Wednesday, September 14, 2005


entraver = to hinder, to obstruct. Also, slang for "understand"

E.g. entrave à la justice = obstruction of justice
j'entrave que dalle = I don't understand anything (slang).

Tuesday, September 13, 2005


rien = nothing

Tu veux quoi ? Rien = What do you want ? Nothing

Monday, September 12, 2005

Le pain

(le) pain = bread
(la) mie (pronounced 'mee') = the inside of the bread, when the crust is removed
(la) croûte (pronounced 'croot') = the crust
(le) croûton = the tip of a bread, or a crouton

le pain de mie = sliced bread
se vendre comme des petits pains= to sell like hot cakes (literally like small breads)
ça ne mange pas de pain = it doesn't cost anything (literally it doesn't eat bread)
je ne mange pas de ce pain-là = I won't have anything to do with it (literally I don't eat that kind of bread)

(un) pain is also slang for a punch, as in:
je lui ai mis un pain = I punched him

Friday, September 09, 2005


enrober (de) = to coat something (with)

e.g. des amandes enrobées de sucre = almonds coated with sugar
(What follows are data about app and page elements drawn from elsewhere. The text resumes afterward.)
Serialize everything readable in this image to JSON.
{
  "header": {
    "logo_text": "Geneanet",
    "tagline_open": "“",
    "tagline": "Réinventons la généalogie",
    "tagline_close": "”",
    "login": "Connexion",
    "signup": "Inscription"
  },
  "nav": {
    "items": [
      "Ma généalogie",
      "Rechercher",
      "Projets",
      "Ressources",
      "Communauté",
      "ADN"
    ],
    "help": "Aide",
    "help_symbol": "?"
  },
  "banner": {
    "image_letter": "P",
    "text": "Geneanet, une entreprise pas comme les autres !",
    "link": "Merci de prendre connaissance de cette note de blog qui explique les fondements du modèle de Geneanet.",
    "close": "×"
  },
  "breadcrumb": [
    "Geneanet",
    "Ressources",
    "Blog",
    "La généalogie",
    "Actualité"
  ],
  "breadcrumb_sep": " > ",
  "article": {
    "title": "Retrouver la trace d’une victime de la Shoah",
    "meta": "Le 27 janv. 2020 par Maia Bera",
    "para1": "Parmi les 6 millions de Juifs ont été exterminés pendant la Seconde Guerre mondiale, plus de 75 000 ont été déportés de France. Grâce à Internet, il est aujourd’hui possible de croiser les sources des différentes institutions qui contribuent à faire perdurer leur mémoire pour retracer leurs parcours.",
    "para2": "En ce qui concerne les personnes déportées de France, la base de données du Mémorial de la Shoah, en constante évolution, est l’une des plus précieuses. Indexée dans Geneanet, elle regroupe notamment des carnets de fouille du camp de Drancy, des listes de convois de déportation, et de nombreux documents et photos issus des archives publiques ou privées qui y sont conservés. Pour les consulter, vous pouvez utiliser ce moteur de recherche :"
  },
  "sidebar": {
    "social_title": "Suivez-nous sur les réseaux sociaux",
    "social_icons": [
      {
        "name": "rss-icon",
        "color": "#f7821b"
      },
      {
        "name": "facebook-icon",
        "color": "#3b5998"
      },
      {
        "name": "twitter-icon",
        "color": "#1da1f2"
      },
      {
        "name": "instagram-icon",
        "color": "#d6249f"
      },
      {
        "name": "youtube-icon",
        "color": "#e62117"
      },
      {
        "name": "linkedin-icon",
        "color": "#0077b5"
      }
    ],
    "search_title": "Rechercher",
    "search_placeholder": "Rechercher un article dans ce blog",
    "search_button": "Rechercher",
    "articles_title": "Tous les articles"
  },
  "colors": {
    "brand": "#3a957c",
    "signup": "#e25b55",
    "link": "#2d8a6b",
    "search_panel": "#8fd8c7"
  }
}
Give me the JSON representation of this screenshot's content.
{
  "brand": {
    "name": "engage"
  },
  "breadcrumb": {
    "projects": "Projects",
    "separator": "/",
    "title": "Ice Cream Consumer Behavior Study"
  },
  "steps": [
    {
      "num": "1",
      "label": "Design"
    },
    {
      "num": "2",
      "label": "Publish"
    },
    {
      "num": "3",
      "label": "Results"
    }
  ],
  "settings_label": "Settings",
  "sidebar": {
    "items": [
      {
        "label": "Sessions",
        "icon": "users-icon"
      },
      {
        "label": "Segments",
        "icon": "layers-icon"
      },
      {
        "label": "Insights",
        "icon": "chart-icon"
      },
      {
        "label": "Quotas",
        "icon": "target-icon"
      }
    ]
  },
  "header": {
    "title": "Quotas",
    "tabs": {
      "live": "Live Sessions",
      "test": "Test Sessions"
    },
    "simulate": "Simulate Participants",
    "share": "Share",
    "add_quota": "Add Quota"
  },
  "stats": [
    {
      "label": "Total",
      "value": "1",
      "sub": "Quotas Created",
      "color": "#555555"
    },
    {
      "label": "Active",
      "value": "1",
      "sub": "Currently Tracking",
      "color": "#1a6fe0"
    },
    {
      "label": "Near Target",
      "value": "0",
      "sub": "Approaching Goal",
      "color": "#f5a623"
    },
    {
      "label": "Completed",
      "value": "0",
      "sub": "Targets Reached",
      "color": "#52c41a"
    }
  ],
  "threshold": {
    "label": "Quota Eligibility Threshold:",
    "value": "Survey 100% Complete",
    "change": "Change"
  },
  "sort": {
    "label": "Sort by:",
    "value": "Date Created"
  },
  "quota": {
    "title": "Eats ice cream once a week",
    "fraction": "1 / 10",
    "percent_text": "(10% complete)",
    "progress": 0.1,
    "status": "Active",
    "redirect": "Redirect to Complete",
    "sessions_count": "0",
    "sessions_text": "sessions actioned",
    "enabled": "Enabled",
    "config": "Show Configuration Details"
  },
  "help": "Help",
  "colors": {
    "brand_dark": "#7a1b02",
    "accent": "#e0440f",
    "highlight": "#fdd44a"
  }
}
enrobé(e) as an adjective meens coated, but also a little fat, for a person. For example, Obélix, the fat sidekick of Gaulish comic book character Astérix, likes to point out he's not gros (fat), just "enrobé"

Thursday, September 08, 2005

Useless word of the day

Anticonstitutionnellement = unconstitutionally

Supposedly the longest word in French. I won't even try to explain how it's pronounced, I have enough trouble with it myself.

Tuesday, September 06, 2005

Tu sors!

(une) porte = a door (the 'e' is silent)

prendre la porte = to leave (literally: to take the door)
enfoncer une porte ouverte = to state the obvious (literally: to break down an open door)
c'est la porte ouverte à... = it's an open invitation to (literally: it's an open door to...)

E.g.: c'est la porte ouverte à toutes les fenêtres! = it's an open door to all windows!

Which is an obviously absurd, meaningless but funny variation to the standard expression. It comes from the comedy La vérité si je mens (or its sequel, not sure)

It's now widely used, and I suspect some people think it actually means something :-)

Friday, September 02, 2005

An unusual verb

la sauce = sauce. Pretty straightforward, except the pronunciation is slightly different in French: the o sound is the same as in boring, at least in the northern parts of France. The southern accent would be very close to the English pronunciation.

saucer = to wipe something with a piece of bread, usually sauce left in a plate.
E.g. passe-moi le pain, je veux saucer = give me the bread, I want to wipe the sauce.
se faire saucer = to get soaked
E.g. on s'est fait saucer = we got soaked

Thursday, September 01, 2005


Synonyms for coward:
un lâche (pronounced lash)
un trouillard (troo - yar)
un froussard (froo - ss - ar)
un couard (coo - ar)
une poule mouillée (pool - moo - yay), literally "a wet chick"
une fillette (fee - yet), literally "a little girl"

La trouille and la frousse both mean the same as la peur =fear.